Exercise brief
Answer with a number only, giving how many lines in the data below include "want".
★ ★ ★ ★
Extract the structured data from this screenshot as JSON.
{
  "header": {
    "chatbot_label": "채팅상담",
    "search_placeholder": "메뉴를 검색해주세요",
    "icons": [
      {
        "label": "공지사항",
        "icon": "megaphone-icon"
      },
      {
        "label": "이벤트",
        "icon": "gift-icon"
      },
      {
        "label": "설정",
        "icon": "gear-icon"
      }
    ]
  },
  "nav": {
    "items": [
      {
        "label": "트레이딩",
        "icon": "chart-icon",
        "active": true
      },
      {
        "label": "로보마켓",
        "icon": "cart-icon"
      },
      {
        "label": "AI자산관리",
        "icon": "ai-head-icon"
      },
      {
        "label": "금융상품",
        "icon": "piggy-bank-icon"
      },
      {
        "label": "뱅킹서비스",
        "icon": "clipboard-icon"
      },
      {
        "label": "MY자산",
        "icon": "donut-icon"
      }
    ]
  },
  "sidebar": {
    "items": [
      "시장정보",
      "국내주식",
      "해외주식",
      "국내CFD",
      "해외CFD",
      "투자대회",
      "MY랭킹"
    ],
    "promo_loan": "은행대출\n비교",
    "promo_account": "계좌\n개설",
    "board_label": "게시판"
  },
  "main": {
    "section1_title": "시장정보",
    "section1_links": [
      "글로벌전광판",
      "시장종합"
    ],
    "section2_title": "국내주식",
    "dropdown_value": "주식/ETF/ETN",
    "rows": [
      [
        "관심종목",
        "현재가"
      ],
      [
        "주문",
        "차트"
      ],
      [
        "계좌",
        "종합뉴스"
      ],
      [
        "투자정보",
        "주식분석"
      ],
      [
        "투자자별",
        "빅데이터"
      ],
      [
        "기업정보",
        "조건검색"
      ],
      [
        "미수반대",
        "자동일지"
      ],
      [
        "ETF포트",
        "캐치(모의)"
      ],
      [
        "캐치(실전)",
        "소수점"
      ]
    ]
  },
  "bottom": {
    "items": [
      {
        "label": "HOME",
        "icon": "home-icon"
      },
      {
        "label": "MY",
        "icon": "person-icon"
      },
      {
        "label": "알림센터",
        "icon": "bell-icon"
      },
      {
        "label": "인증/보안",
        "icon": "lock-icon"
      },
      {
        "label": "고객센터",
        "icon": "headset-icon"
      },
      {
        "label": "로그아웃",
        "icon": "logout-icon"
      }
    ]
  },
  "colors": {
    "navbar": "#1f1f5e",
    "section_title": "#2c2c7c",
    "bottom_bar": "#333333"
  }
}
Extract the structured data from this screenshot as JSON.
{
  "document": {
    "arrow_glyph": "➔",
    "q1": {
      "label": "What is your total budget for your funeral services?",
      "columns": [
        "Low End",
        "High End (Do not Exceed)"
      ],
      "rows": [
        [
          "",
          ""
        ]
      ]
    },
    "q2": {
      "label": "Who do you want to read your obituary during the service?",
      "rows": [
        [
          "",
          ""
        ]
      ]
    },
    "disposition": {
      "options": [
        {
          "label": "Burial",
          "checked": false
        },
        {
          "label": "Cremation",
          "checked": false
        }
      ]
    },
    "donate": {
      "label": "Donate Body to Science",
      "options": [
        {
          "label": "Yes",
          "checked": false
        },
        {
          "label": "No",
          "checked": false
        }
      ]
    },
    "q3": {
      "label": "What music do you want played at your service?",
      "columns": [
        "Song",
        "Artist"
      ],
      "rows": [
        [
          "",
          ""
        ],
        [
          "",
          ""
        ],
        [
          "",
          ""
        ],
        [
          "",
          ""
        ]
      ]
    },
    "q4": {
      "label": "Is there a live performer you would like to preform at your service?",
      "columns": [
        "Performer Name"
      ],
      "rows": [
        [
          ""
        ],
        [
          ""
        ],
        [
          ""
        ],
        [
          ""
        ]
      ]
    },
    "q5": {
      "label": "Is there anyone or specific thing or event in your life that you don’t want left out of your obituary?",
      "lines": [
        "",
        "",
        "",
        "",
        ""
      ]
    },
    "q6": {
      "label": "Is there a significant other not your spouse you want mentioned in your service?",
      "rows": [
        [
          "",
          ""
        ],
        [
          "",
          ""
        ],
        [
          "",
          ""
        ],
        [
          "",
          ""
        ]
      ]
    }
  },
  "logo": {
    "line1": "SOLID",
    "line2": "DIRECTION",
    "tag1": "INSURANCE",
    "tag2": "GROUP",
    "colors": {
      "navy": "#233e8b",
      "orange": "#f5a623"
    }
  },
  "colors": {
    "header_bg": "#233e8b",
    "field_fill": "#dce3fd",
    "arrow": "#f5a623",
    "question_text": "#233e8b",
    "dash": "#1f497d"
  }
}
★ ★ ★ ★
Answer area
4